Big dreams for the reconstruction of the Hennepin-Lyndale bottleneck are giving way to lowered expectations.

The preliminary designs unveiled at a public open house last month provoked some residents and transit advocates to protest that the new intersection will not be much better than the current one.

Now community members are scaling back their vision of the area as the gem of the city.

“It should be a stately, beautiful boulevard,” said Craig Wilson, a Minneapolis sustainability consultant and former president of the Lowry Hill Neighborhood Association. “It should be our Champs-Élysées, and it’s anything but that.”

The $9.1 million project, funded largely by a $7.3 million federal grant, would reconstruct pavement, curbs, gutters, pedestrian ramps, striping, lighting and storm sewers, update pedestrian and bicycle crossways and rebuild traffic signals.
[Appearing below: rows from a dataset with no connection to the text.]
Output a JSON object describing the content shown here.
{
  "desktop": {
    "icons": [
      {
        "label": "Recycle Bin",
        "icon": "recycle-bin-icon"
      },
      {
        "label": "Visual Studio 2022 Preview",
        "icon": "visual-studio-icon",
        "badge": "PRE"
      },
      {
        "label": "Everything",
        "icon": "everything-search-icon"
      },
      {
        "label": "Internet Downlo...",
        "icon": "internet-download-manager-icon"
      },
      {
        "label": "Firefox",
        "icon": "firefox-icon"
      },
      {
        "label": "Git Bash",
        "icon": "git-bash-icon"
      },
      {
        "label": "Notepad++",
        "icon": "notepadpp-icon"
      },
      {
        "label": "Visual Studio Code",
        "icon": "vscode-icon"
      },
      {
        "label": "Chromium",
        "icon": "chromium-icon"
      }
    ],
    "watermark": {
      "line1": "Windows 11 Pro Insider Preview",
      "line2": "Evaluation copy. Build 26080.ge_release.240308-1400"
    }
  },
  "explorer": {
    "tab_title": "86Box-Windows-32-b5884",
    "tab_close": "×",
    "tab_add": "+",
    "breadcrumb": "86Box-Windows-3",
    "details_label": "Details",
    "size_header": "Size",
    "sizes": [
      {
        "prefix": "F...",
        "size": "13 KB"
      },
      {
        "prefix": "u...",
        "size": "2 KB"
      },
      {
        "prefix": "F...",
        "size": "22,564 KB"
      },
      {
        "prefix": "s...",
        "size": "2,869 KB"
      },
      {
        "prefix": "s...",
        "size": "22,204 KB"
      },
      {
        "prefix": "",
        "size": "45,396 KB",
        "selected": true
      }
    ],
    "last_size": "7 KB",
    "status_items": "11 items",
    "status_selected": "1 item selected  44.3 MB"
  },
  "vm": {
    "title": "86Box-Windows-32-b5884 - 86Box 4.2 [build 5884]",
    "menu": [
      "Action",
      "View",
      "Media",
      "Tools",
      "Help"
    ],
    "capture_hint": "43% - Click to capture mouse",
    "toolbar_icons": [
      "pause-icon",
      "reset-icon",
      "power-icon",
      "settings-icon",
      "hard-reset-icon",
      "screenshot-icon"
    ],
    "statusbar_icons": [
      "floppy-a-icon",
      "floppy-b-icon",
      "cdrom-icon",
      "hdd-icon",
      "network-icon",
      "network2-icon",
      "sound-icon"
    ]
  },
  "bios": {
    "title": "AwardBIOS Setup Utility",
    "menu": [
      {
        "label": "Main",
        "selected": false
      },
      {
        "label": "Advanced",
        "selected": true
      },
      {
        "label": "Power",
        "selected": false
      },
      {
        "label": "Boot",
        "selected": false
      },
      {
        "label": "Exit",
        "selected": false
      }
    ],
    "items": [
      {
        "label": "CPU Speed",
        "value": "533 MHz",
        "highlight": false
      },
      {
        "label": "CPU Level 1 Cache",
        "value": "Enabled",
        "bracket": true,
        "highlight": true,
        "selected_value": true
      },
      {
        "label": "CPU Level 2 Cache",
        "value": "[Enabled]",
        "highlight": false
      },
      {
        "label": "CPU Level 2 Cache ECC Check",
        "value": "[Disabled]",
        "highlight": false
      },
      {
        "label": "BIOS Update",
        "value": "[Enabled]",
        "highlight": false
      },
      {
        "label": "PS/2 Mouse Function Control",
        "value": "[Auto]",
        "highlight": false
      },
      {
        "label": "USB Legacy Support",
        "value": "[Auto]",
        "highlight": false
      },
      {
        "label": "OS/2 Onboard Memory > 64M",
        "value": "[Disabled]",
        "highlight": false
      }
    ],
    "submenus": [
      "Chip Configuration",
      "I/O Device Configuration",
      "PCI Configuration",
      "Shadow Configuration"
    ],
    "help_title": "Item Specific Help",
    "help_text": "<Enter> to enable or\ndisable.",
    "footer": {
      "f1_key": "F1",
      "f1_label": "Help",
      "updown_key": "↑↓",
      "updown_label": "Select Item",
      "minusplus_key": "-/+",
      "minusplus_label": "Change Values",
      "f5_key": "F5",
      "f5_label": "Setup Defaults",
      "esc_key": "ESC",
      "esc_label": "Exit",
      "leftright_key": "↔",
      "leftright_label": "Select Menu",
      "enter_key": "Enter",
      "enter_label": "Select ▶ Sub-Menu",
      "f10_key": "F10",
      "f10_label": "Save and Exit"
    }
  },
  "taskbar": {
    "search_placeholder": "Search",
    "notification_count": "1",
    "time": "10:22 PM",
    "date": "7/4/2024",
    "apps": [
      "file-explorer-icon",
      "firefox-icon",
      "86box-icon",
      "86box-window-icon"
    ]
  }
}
Construction will likely begin next year.

City officials say the reconstruction is an opportunity to revamp the intersection based on what stakeholders want, but some community members say their voices haven’t been heard.

More than 150 people attended the first of three community meetings on the project March 25.
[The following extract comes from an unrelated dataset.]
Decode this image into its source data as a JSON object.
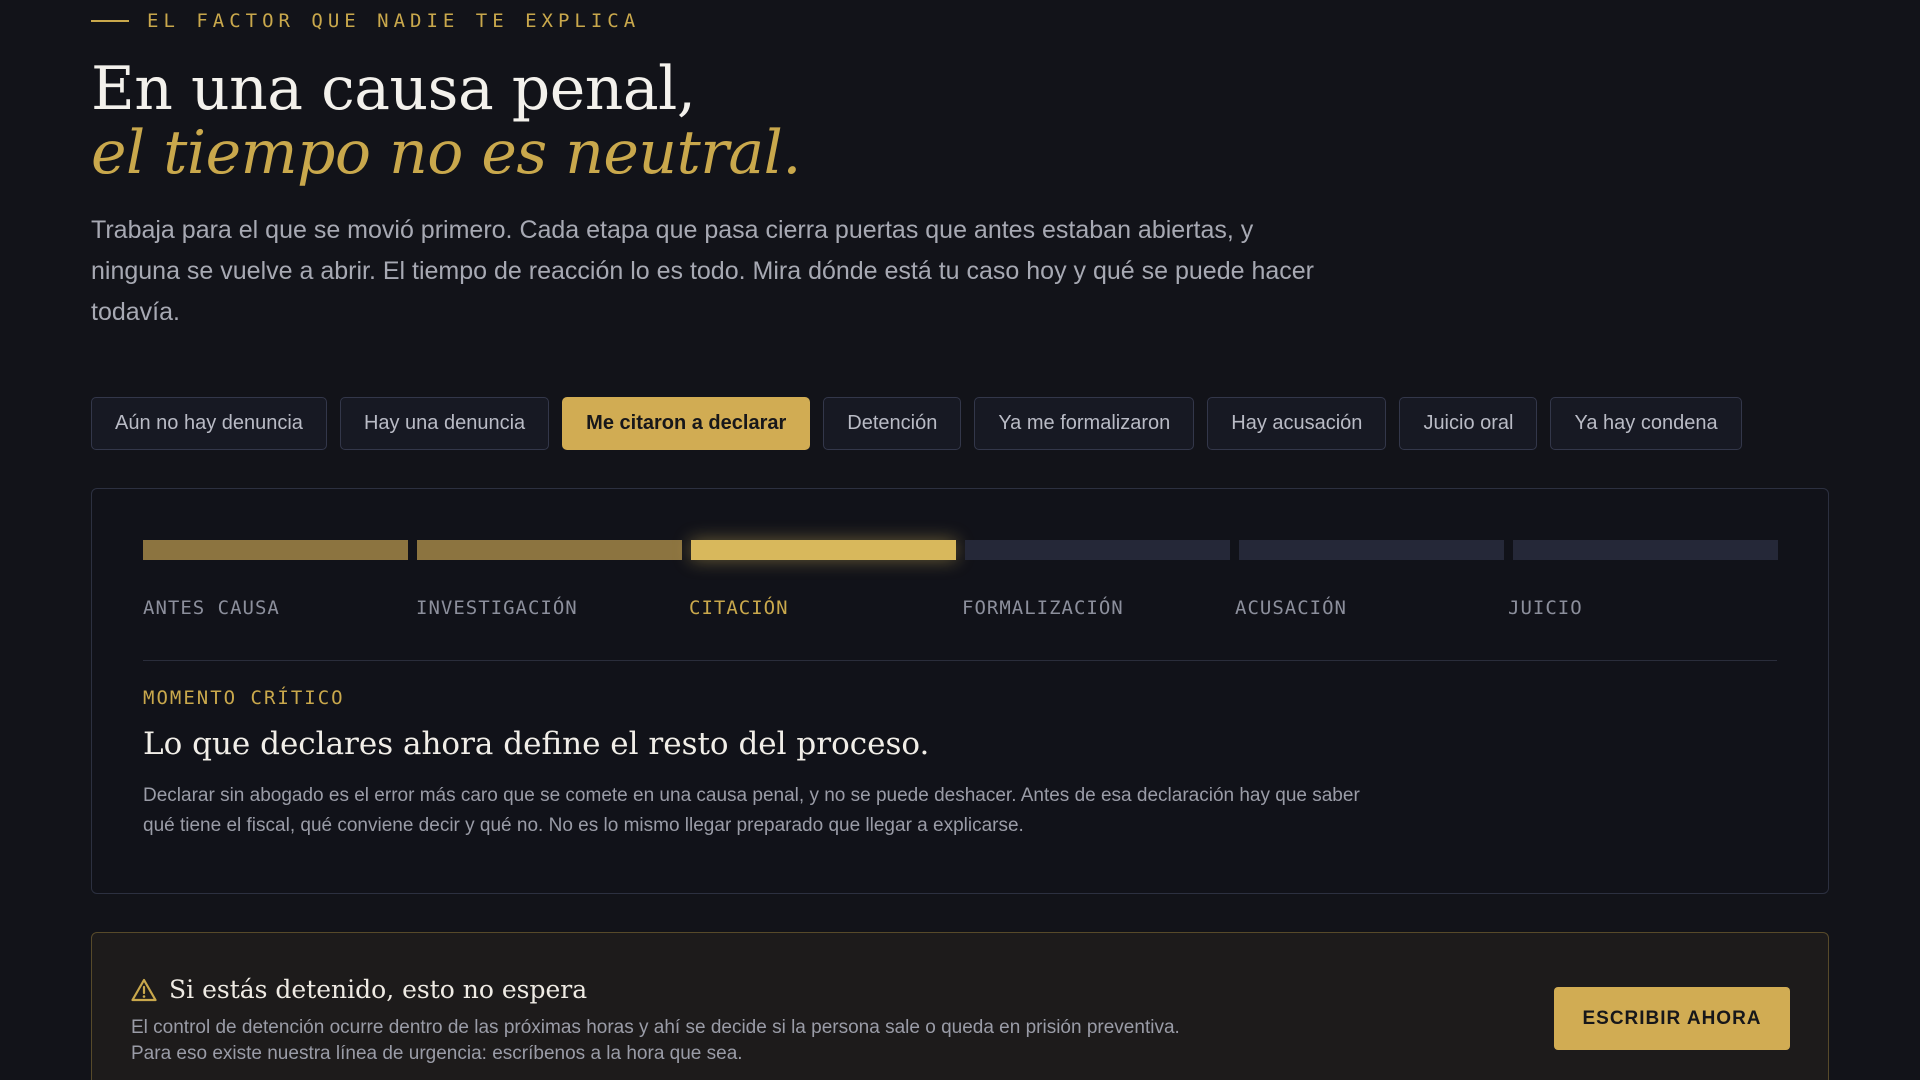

“I went to the open house, and I didn’t really feel like they were making an effort to reach out to people or gather input before that meeting, or even after,” said Anton Schieffer, who blogs for the transit website
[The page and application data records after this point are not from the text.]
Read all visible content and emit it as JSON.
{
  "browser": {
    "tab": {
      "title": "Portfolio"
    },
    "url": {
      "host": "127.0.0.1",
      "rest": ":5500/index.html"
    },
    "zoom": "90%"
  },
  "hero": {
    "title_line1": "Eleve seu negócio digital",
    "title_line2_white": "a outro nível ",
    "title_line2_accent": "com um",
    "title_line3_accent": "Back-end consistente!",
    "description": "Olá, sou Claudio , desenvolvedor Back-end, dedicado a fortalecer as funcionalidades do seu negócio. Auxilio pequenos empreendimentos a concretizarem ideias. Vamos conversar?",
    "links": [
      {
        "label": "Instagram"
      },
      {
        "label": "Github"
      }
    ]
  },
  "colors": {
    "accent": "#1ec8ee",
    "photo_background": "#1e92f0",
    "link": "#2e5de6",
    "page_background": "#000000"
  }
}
The 11-lane intersection is a headache for pedestrians, bicyclists and motorists alike. For years, transit activists have dreamed up alternative designs, including changes as dramatic as building a roundabout or eliminating through traffic.

‘Distinct project limits’

Little drama was visible in the plan unveiled last month. Project engineer Ole Mersinger said the reconstruction is still in early planning stages, but federal grant guidelines will constrain its ambition. While elements such as landscaping and crosswalk design may change, the bottleneck’s basic layout won’t.

“We do have pretty distinct project limits that the federal funding applies to,” he said.

Even before the city applied for the grant, there wasn’t much opportunity for community input.

“Did we do any formal community engagement at that point? No, and that is not unusual,” said Minneapolis principal professional engineer Jenifer Hager.

In 2011, city officials talked to the Pedestrian Advisory Committee and Bicycle Advisory Committee about proposed improvements in the grant application. Pedestrian committee member Scott Engel said it seemed that, with the application deadline approaching, city officials weren’t looking for much feedback.

Hager said preliminary plans were designed to meet grant criteria such as easing congestion, improving safety and air quality, moving cars more efficiently and improving the area for pedestrians and bicyclists.

A more dramatic redesign could potentially have met those criteria, she said, but lack of space in the area limited the possibilities.

Ethan Fawley, executive director of the Minneapolis Bicycle Coalition, said these types of projects often favor motorists, but he was still struck by the reconstruction’s car-centered approach.

“This is a fairly startling version because it’s such a high-profile project,” he said.

Big ideas go way back

Bigger ideas have been kicked around for years. In 2008, about 100 community members, local designers and architects met at the Walker Art Center to brainstorm redesigns for the bottleneck.

John Van Heel, a Loring Park neighborhood organization board member and the group’s former president, said the participants split into two factions: those pursuing ambitious ideas and those interested in working within the corridor’s existing configuration.

When the recession hit, reconstruction was delayed and ideas developed at the meeting never came to fruition.

“With what is happening now,” he said, “I think it is in line with the more conservative approach of seeing the corridor basically as it is.”

A few years later, a neighborhood-endorsed plan to revamp a large median near the Walker Art Center was put on hold. Wilson said the fully funded project was ready to start, but the city suggested waiting until the reconstruction project.

Some ideas took root

Still, some suggestions have already made it into the reconstruction — including improvements area residents have asked for, such as pedestrian access.

City engineers presented revised plans to the Pedestrian Advisory Committee on Thursday, and two more open houses are planned.

The Pedestrian Advisory Committee will likely suggest improvements in May, Engel said. Additionally, Van Heel said a committee is being organized by the Lowry Hill and Loring Park neighborhood organizations to pursue other improvements like narrowing traffic lanes to make more space for pedestrians and bicyclists.

City officials have expressed support for those ideas, Wilson said.

“I entirely expect we’re going to see changes to [the initial] plan as we gather input from the different stakeholders of the project,” Mersinger said.


Emma Nelson is a University of Minnesota student reporter on assignment for the Star Tribune.